ebook $9.99; audio $21.95
Slow Bullets is a short novel (180 pg) in an intriguing far future setting. I read it in one afternoon when I was in the mood for big idea space opera.
Scur is a soldier in an interstellar war. She’s captured by a notorious war criminal just after peace is established, who injects a slow bullet into her leg and leaves her to die a slow painful death. Slow bullets are little devices that are inserted in all soldiers. They not only contain biographical information from before the soldier entered the military. Insertion under normal conditions is quite painless.
What Scur is experiencing will kill her. She manages to cut the slow bullet out of he let, then passes out. When she wakes up, she’s coming out of hibernation on spaceship. The spaceship is carrying mostly war criminals, which for reasons Scur doesn’t know includes her.
Only there’s a problem. They are at their target planet, but hundreds if not thousands of years later than when they should be. The planet is now in an ice age.
That’s not the only problem. Continue reading
Mass market paperback $7.99
It’s been a while since I’ve read a Baen title, and I’d forgotten how much fun they could be. Baen has a large number of series books, and I wanted to start with a series that didn’t have a dozen or more novels in it. So I chose Overkill, not realizing that it’s the first volume in a new series that’s a sequel to another series from a different publisher. (Looks like I’ve got some catching up to do.)

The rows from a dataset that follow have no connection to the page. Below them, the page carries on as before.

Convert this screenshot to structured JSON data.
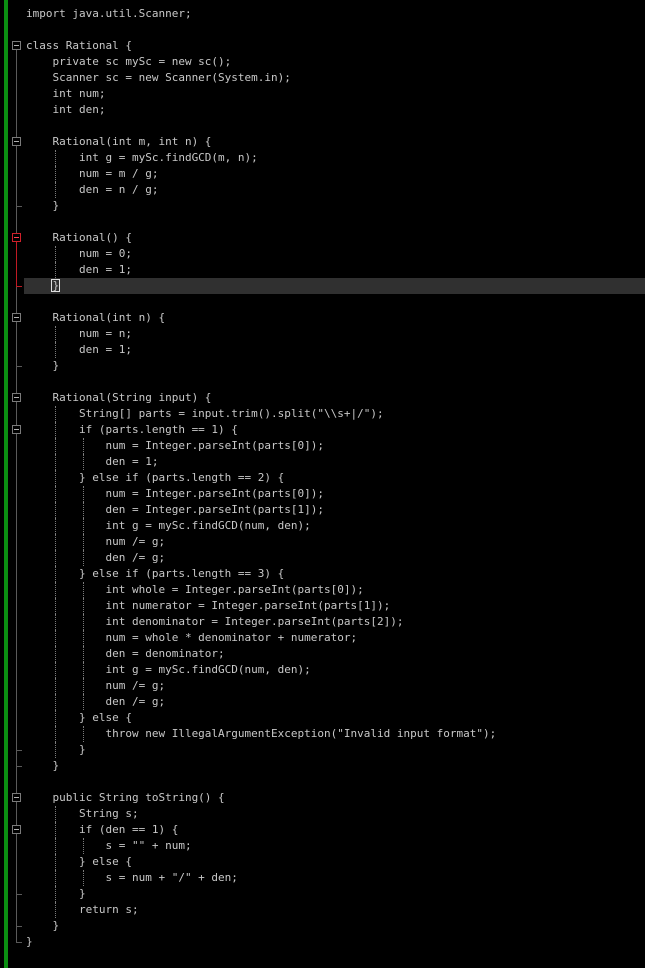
{
  "editor": {
    "language": "java",
    "colors": {
      "background": "#000000",
      "text": "#c8c8c8",
      "current_line": "#303030",
      "change_bar": "#0b8f12",
      "fold_active": "#d0202a"
    },
    "current_line_index": 17,
    "lines": [
      "import java.util.Scanner;",
      "",
      "class Rational {",
      "    private sc mySc = new sc();",
      "    Scanner sc = new Scanner(System.in);",
      "    int num;",
      "    int den;",
      "",
      "    Rational(int m, int n) {",
      "        int g = mySc.findGCD(m, n);",
      "        num = m / g;",
      "        den = n / g;",
      "    }",
      "",
      "    Rational() {",
      "        num = 0;",
      "        den = 1;",
      "    }",
      "",
      "    Rational(int n) {",
      "        num = n;",
      "        den = 1;",
      "    }",
      "",
      "    Rational(String input) {",
      "        String[] parts = input.trim().split(\"\\\\s+|/\");",
      "        if (parts.length == 1) {",
      "            num = Integer.parseInt(parts[0]);",
      "            den = 1;",
      "        } else if (parts.length == 2) {",
      "            num = Integer.parseInt(parts[0]);",
      "            den = Integer.parseInt(parts[1]);",
      "            int g = mySc.findGCD(num, den);",
      "            num /= g;",
      "            den /= g;",
      "        } else if (parts.length == 3) {",
      "            int whole = Integer.parseInt(parts[0]);",
      "            int numerator = Integer.parseInt(parts[1]);",
      "            int denominator = Integer.parseInt(parts[2]);",
      "            num = whole * denominator + numerator;",
      "            den = denominator;",
      "            int g = mySc.findGCD(num, den);",
      "            num /= g;",
      "            den /= g;",
      "        } else {",
      "            throw new IllegalArgumentException(\"Invalid input format\");",
      "        }",
      "    }",
      "",
      "    public String toString() {",
      "        String s;",
      "        if (den == 1) {",
      "            s = \"\" + num;",
      "        } else {",
      "            s = num + \"/\" + den;",
      "        }",
      "        return s;",
      "    }",
      "}"
    ],
    "folds": [
      {
        "start": 2,
        "end": 58,
        "active": false
      },
      {
        "start": 8,
        "end": 12,
        "active": false
      },
      {
        "start": 14,
        "end": 17,
        "active": true
      },
      {
        "start": 19,
        "end": 22,
        "active": false
      },
      {
        "start": 24,
        "end": 47,
        "active": false
      },
      {
        "start": 26,
        "end": 46,
        "active": false
      },
      {
        "start": 49,
        "end": 57,
        "active": false
      },
      {
        "start": 51,
        "end": 55,
        "active": false
      }
    ]
  }
}
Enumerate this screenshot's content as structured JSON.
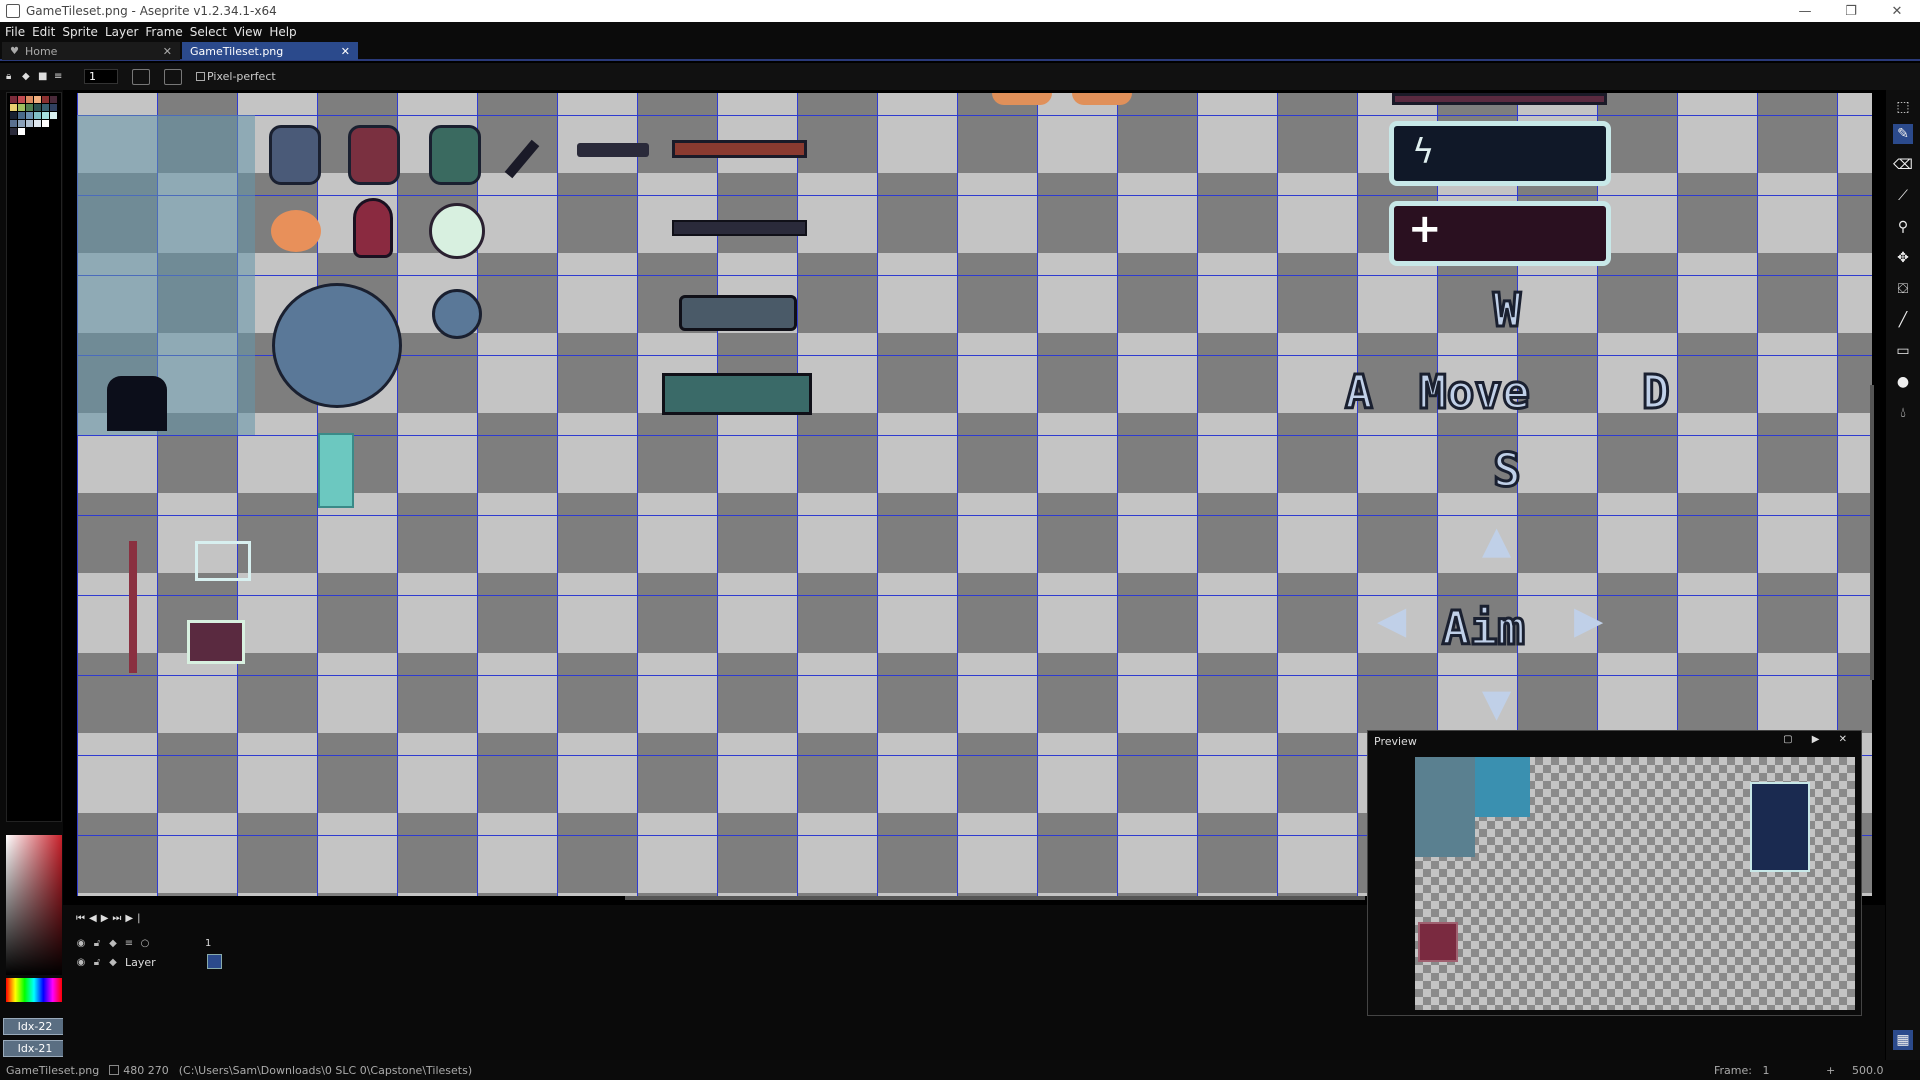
{
  "window": {
    "title": "GameTileset.png - Aseprite v1.2.34.1-x64",
    "minimize": "—",
    "maximize": "❐",
    "close": "✕"
  },
  "menu": [
    "File",
    "Edit",
    "Sprite",
    "Layer",
    "Frame",
    "Select",
    "View",
    "Help"
  ],
  "tabs": {
    "home": "Home",
    "file": "GameTileset.png",
    "close": "✕"
  },
  "toolbar": {
    "brush_size": "1",
    "pixel_perfect": "Pixel-perfect"
  },
  "palette_buttons": {
    "fg_index": "Idx-22",
    "bg_index": "Idx-21"
  },
  "canvas_text": {
    "w": "W",
    "a": "A",
    "move": "Move",
    "d": "D",
    "s": "S",
    "aim": "Aim"
  },
  "timeline": {
    "frame_header": "1",
    "layer_name": "Layer"
  },
  "preview": {
    "title": "Preview",
    "buttons": "▢ ▶ ✕"
  },
  "status": {
    "filename": "GameTileset.png",
    "size": "480 270",
    "path": "(C:\\Users\\Sam\\Downloads\\0 SLC 0\\Capstone\\Tilesets)",
    "frame_label": "Frame:",
    "frame_value": "1",
    "zoom": "500.0"
  },
  "colors": {
    "accent": "#2b4a8c",
    "grid": "#2f3bd0",
    "checker_light": "#c4c4c4",
    "checker_dark": "#7e7e7e"
  }
}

Jazen Parker has been hired to help a wealthy businessman hunt a creature called the grezzen that’s reputed to be the most dangerous animal in the universe. He’s got a gorgeous guide to help, which is about the only plus to the situation.
Parker comes from a world where his very existence is illegal, since his birth wasn’t authorized. Simply existing is a capital crime. He’s been hiding from bounty hunters since the day he was born. He knows nothing about his parents. In order to keep him alive the midwife who raised him enlists him in the Legion, a group of government sanctioned mercenaries.
When a person’s term of service in the Legion is up, they have one year of amnesty before they can be pursued for any crimes they’ve committed. Parker’s year is almost up. He’s only got a few weeks to establish a new identity. If he doesn’t, he’s bounty hunter bait. He needs the paycheck from this job to pay for that kind of fresh start. Until he gets paid and establishes his new identity, he’s got to keep his secret.
But Parker isn’t the only one with a secret. His employer has one. The guide his employer hired has one. And the grezzen may have the biggest one of all. Continue reading
Henry Kuttner writing as Scott Morgan
Thrilling Wonder Stories, Winter 1944
As I mentioned in my post on “A God Named Kroo”, this is the second of three stories Kuttner had in this issue of Thrilling Wonder. Unlike “Kroo”, “Trophy” isn’t a humorous yarn. It’s a science fiction story with a nice little horror ending.
Like “A God Named Kroo”, this story concerns the Japanese theatre of operations during WWII. This time the viewpoint character is a Japanese officer who is also a Western trained surgeon. In fact he’s one of the best surgeons in the world.
The backstory is that he and his men are marooned on a remote island in the Pacific when they see a US plane. They attempt to lure the plane to the island one evening and are almost successful when a flying torpedo shaped object zoomed by, causing the plane to crash. The airmen aren’t the pushovers the Japanese soldiers are expecting. A gun battle ensues, and the surgeon and a single airman are the only survivors. Continue reading
Margaret St. Clair
Startling Stories Feb. 1952, p. 10-73
When I posted my essay “The Women Other Women Don’t See“, I said I would be reading and reviewing the works of some of the women whose contributions to the field have been neglected. “Vulcan’s Dolls” and Margaret St. Clair are a perfect example.
Margaret St. Clair (1911-1995) was active in the field from the late 1940s through the early 1980s, but most of her work was published in the 1950s. Stories that appeared in F&SF carried the byline Idris Seabright. Today, to the extent that she’s known at all, she’s remembered for a handful of short stories.
“Vulcan’s Dolls” was billed as a novel on the cover of the issue of Startling Stories in which it appeared. Stories published as “novels” in the pulps usually weren’t long enough to be considered novels today or long enough to be reprinted in book form. Book length work, as a general rule, was published as serials. Consequently, “Vulcan’s Dolls” has never been reprinted. Startling Stories isn’t a highly sought after pulp, so copies shouldn’t be too hard to come by. I picked mine up at Half Price Books for $3.
Startling Stories, and to a lesser extent its sister publication Thrilling Wonder Stories, mixed fantasy in with the science fiction, sometimes blending the two together. “Vulcan’s Dolls” draws on Greek mythology (St. Clair had an educational background in the classics) but is inarguably science fiction, although the science doesn’t hold up to close scrutiny. Continue reading